Present on Pacific Islands? no
Primarily a threat at high elevations? no
Risk assessment results: High risk (based on second screen), score: 3 (Go to the risk assessment)
Other Latin names: Blakea parasitica (Aubl.) D. Don
Description: "Hemiepiphytic shrub. Young stems inconspicuously quadrangular, young parts pubescent with adpressed bristles about 1 mm in length, also have short trichomes, soon becoming glabrous. Leaf blades broadly elliptic, 6-12 cm in length, 4-8 cm wide, usually with a short, ca 5 mm acuminate apex, bases acute to obtuse, entire, 5-nerved. Petioles 1.5-4 cm long. Axillary flowers borne below foliage, 1 or more per node. Pedicels about 12-15 mm. Corolla magenta to pink, petals 1-1.5 cm long, 7-10 mm wide, obovate, recurved at apex. Clawed stamens about 1 cm long, fused into a collar around the style" (Imada et al., 2007; pp. 32-33).
Habitat/ecology: "In its native range it is a gap colonizer. Species with this life history trait often exhibit biological characteristics such as high germination rates, rapid growth, and early maturity. They also tend to be efficient at reproduction and dispersal. These traits also increase a plant's likeliness of becoming invasive. In addition to these invasive characteristics, T. parasitica is tolerant of shade, meaning it can establish itself in both shaded and open areas" (Imada et al., 2007; p. 32).
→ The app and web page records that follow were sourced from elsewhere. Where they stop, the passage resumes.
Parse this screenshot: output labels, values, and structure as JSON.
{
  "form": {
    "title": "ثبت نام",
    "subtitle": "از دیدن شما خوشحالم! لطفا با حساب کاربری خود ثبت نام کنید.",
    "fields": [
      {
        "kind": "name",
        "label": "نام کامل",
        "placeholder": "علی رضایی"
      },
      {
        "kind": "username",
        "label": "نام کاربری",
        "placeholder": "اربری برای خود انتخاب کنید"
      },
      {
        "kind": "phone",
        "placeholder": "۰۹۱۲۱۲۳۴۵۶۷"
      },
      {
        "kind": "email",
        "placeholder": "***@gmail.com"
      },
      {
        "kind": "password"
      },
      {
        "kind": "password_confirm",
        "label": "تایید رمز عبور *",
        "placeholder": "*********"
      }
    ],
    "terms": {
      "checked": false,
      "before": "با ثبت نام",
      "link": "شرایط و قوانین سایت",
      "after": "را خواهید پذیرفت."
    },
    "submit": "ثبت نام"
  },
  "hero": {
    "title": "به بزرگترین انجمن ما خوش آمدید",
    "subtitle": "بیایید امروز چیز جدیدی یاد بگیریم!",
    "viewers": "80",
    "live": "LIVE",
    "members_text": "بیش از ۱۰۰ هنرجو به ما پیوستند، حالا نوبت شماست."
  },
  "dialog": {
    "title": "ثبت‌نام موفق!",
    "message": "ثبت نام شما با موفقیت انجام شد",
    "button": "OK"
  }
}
Propagation: "The small red berries are dispersed by birds. Conservative estimates by an expert are that one plant can produce hundreds (but probably thousands) of flowers in a season, and that each fruit contains many dozens (but probably well over a hundred) seeds. It reaches reproductive maturity quickly, within 3 years. Closely related species are shown to be self-compatible" (Imada et al., 2007; pp. 32-33).
Native range: "Costa Rica to Columbia to French Guiana" (Imada et al., 2007; p. 34).
Cited status &
Cited as invasive &
Cited as cultivated &
Cited as aboriginal introduction?
State of Hawaii
|Imada, Clyde T./Frohlich, Danielle/Lau, Alex/Smith, Ryan (2007) (p. 34)|
Chemical: "No control has been performed on this species previously. Cut-stump treatments with Garlon 4 (active ingredient triclopyr) would likely be effective. Since no chemical treatments have been tested, plants treated this way should be monitored closely for effectiveness"